Dr Patrick Adebola is a Plant Breeder/Geneticist. He joined IITA-Abuja, Nigeria, as Project Leader of AfricaYam. Dr Adebola oversees and coordinates the project activities in the four target countries. He obtained his BSc, MSc and PhD degrees from the University of Ilorin, Nigeria in 1987, 1990, and 2003 respectively.
He also obtained a master’s degree in Business Leadership (MBL) from the Graduate School of Business Leadership, the University of South Africa in 2014. Dr Adebola has over 20 years’ experience in plant breeding research and community engagement in West and Southern Africa and had managed and supervised several international projects and networks.
Before joining IITA, Dr Adebola worked for the Africa Rice Center as the Deputy Director-General for the Central Agricultural Research Institute (CARI), Liberia in 2016. He was a Research Team Manager and Head of the Plant Breeding Division at the Agricultural Research Council, ARC-VOPI, South Africa (2005–2016).
He also previously worked for the Cocoa Research Institute of Nigeria as a research scientist and rose to the position of Assistant Chief Research Officer and Program Manager Biotechnology (1993-2004). He was a postdoctoral fellow (2004-2005) in the Department of Botany, University of Fort Hare, South Africa and a recipient of the Rothamsted International Postdoctoral Fellowship hosted by the Food and Environment Research Agency (FERA), Sand Hutton, York, United Kingdom during 2008-2010.

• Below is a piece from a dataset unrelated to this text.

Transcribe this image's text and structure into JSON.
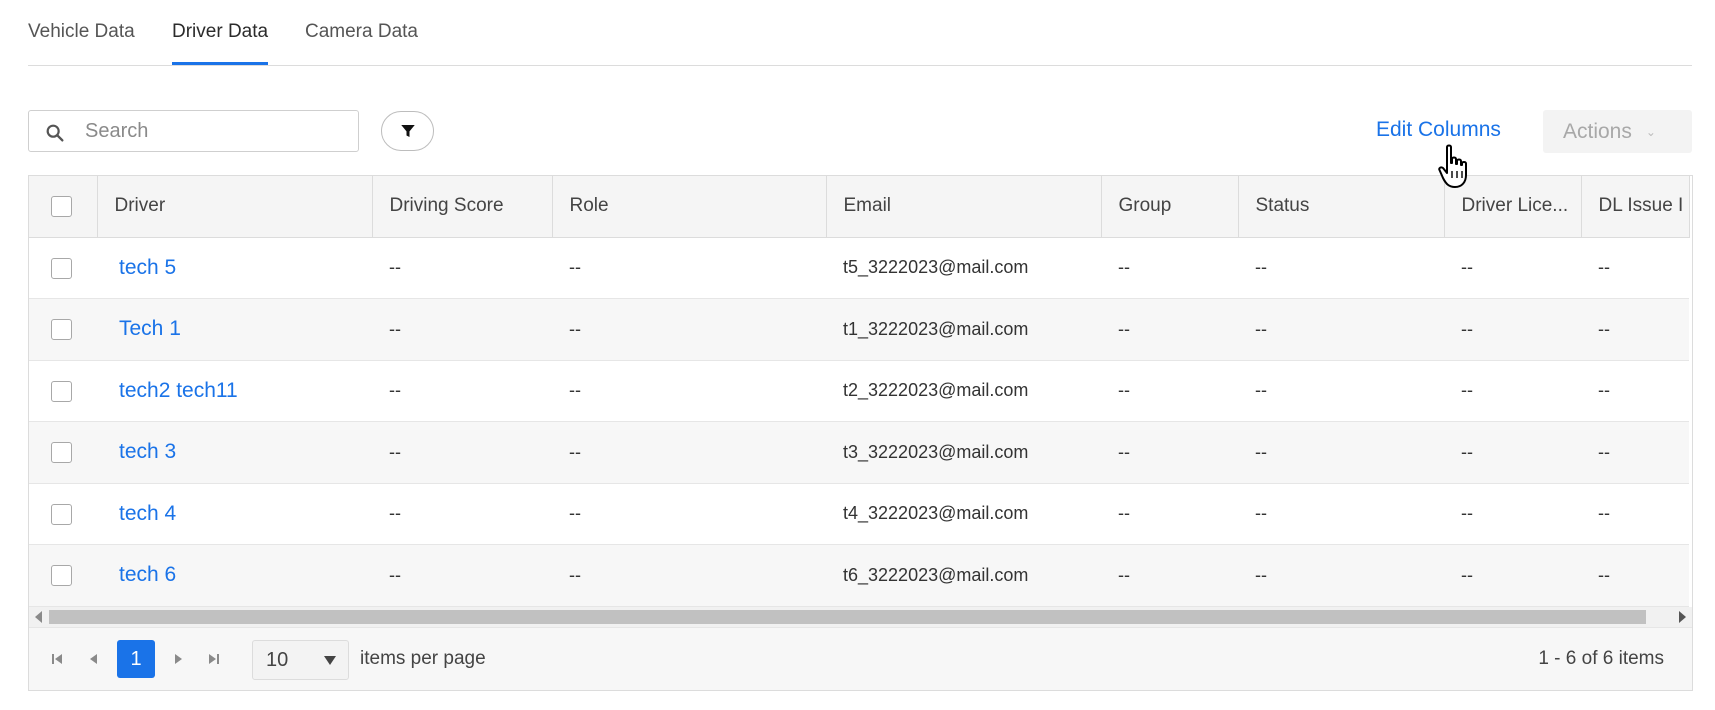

The West Africa Commercialisation and Agribusiness Manager, Peter Okomoh, spoke on aflatoxin and its impact, and the work on Aflasafe™ that is fighting this scourge. He highlighted the strategic direction and progress of the Aflasafe Technology Transfer and Commercialisation (ATTC) project and underscored the project goals, objectives, and implementation approach.
Zacchaeus Isuwa, an Agripreneur, gave the final presentation on IITA Youth in Agribusiness initiatives, emphasizing the importance of the program as a potent vehicle for youth empowerment and employment in Africa.
In his response, the ECOWAS Director of Agriculture thanked the Head of Station and the scientists for the warm welcome and detailed presentations. He commended the Institute for its achievements, noting that the next hurdle is how to take these results from the research labs to the end-users.
Director Traore also noted that the existing MoU between the two organisations should serve as a common ground for achieving impact.
Tarawali assured him that IITA would look for opportunities of working on collaborative initiatives.
The delegation embarked on an extensive tour of the station, stopping over at the yam screenhouse, the yam, maize, cassava, soybean, and cowpea demonstration plots, and the IYA fish ponds.